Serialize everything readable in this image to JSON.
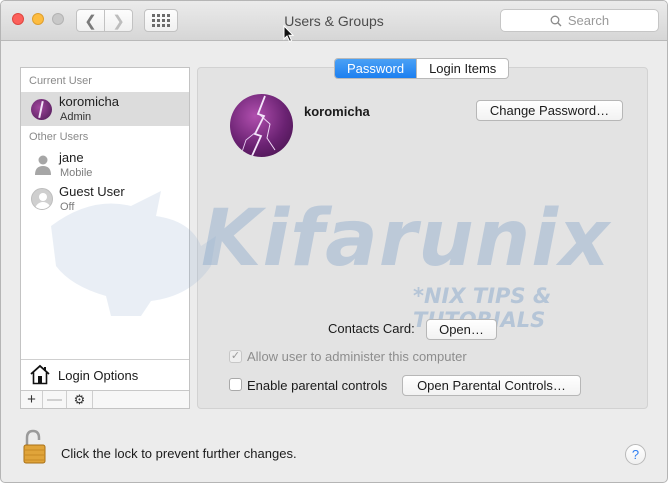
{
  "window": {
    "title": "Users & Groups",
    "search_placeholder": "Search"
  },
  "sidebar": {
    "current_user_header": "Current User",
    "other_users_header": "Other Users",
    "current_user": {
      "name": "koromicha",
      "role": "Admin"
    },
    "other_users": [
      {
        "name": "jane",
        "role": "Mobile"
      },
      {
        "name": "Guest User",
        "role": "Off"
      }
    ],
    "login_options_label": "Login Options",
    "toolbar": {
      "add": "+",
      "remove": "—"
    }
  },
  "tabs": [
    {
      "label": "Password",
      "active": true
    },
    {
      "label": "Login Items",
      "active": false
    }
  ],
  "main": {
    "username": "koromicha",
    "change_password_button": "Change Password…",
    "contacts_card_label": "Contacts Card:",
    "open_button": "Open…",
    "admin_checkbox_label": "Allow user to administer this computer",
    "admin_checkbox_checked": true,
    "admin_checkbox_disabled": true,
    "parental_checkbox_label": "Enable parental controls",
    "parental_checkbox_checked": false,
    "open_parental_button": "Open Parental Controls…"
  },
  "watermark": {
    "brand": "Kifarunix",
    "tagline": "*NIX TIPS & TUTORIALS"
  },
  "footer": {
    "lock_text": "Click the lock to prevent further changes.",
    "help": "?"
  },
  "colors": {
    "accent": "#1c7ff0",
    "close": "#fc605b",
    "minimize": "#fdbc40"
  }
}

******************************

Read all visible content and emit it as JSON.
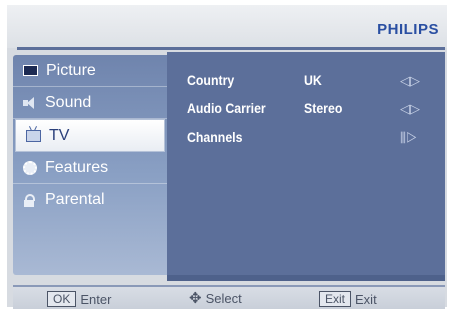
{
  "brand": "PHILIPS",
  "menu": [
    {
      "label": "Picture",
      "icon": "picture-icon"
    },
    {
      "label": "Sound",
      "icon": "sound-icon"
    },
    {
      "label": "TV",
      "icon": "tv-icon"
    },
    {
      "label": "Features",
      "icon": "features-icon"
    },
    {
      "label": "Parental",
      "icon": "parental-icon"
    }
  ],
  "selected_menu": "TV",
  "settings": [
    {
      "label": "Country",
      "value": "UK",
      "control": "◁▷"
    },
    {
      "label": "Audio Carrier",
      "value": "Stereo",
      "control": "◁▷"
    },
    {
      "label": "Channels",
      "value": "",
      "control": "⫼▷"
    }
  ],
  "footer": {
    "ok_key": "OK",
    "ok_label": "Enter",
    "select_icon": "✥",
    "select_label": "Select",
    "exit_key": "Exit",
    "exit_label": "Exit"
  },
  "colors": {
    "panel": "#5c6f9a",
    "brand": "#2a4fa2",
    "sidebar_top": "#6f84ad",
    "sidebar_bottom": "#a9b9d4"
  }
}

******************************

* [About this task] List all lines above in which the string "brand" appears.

* [Solution below]
    "brand": "Kifarunix",
  "brand": "PHILIPS",
    "brand": "#2a4fa2",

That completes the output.